Iran takes fourth retaliatory step after U.S. pullout from 2015 agreement.
A special issue reporting on the details of the November 11, 2019, IAEA report.
In Iran's most recent breach of the JCPOA, President Hassan Rouhani directed technicians to feed UF6 into centrifuges at the Fordow facility, which is intended to be converted to a research and medical isotope facility, and the U.S. renewed sanctions waivers to allow for continued nonproliferation projects at Fordow and elsewhere, but it is unclear whether the sanctions waiver for Fordow will be revoked.
Iran may be trying to leverage greater European action for the sanctions relief, but its latest actions will further complicate tensions
A French effort nearly brought together the United States and Iran to address the troubled JCPOA.
Iran has begun to test advanced centrifuges as it furthers its noncompliance with the 2015 nuclear deal.
Iran has threatened a third breach of limits imposed on its nuclear program by the JCPOA, and a recent IAEA report poses questions about Tehran’s cooperation with the Agency’s safeguards inspections.
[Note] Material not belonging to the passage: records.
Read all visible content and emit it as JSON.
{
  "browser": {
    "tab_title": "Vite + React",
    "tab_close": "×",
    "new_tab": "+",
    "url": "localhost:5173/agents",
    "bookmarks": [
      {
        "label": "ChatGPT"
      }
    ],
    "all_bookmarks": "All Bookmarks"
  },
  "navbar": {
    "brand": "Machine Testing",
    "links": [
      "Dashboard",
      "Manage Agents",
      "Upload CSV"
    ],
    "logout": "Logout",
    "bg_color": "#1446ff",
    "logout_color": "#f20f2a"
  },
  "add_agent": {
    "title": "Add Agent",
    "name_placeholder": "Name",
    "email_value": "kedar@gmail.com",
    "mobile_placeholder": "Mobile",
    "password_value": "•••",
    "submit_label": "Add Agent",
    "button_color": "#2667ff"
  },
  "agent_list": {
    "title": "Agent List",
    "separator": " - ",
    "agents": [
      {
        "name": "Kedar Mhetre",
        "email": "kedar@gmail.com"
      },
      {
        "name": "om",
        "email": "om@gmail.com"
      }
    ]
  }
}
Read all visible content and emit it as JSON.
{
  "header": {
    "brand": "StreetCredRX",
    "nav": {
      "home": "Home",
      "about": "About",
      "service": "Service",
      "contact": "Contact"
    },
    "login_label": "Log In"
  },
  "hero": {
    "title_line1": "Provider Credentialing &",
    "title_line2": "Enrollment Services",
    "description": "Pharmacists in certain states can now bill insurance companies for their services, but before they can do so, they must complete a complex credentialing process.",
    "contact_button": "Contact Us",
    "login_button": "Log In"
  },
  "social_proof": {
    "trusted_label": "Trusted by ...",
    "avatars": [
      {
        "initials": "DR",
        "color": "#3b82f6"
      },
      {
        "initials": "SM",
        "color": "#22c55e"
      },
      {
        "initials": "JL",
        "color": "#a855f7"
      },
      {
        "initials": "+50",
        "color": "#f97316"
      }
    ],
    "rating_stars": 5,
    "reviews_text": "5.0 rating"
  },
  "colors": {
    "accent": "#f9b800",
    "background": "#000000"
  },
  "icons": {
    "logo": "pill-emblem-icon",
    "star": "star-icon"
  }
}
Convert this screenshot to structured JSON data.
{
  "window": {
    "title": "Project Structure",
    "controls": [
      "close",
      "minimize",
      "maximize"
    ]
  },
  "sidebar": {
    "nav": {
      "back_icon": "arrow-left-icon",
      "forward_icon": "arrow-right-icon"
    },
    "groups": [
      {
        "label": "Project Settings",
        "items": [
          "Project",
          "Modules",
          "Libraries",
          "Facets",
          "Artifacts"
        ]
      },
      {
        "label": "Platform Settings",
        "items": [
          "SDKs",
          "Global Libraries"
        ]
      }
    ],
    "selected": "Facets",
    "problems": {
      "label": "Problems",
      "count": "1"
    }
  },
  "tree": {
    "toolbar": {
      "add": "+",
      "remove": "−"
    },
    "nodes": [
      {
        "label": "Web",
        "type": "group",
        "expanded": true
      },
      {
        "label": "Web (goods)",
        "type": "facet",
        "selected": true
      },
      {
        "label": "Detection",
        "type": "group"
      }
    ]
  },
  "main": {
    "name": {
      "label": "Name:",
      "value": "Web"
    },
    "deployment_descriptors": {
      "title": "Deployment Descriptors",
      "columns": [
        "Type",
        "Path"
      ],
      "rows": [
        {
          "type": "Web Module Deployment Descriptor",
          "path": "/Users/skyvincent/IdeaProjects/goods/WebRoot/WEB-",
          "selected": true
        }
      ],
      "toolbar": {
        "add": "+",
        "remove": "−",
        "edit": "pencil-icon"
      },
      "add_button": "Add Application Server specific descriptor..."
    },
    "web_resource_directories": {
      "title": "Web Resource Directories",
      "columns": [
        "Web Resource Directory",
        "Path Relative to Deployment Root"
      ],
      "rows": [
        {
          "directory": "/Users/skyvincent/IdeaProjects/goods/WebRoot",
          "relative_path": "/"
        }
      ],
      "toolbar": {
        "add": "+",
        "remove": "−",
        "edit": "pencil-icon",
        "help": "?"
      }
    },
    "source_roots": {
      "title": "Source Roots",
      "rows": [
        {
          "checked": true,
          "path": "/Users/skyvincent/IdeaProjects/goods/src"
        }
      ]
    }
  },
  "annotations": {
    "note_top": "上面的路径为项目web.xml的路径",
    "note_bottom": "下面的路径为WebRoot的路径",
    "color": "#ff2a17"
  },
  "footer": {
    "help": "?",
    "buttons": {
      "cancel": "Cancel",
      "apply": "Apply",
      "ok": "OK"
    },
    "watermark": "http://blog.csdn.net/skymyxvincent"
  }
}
European efforts to salvage the Iran Deal have come to a standstill. Complicating matters further, the United States and the E3 have blamed Iran for a September attack on a Saudi Arabian oil refinery.
While Iran’s decision to breach a third JCPOA nuclear limit does not pose a near-term proliferation risk, it is worrisome and could be followed by more serious steps if the United States continues to reject reasonable offers for dialogue and for easing tensions.
Iran exceeds limits set by the 2015 nuclear deal.
Kelsey Davenport guest authored this contribution to the U.S. Institute of Peace's "The Iran Primer" following Iran's uranium enrichment level breach earlier this month.
A new report details the extent to which 11 key states are fulfilling, promoting, or undermining 10 standards identified as critical elements of the nonproliferation and disarmament regime.
This new report is the fourth in a series that assesses the extent to which 11 key states are fulfilling, promoting, or undermining 10 standards identified as critical elements of the nonproliferation and disarmament regime. Collectively, states fared worse on the majority of criteria when compared with the prior edition covering the 2013–2016 period.
The Trump administration’s apparent redline with Iran is unnecessary, unwise, and dangerous.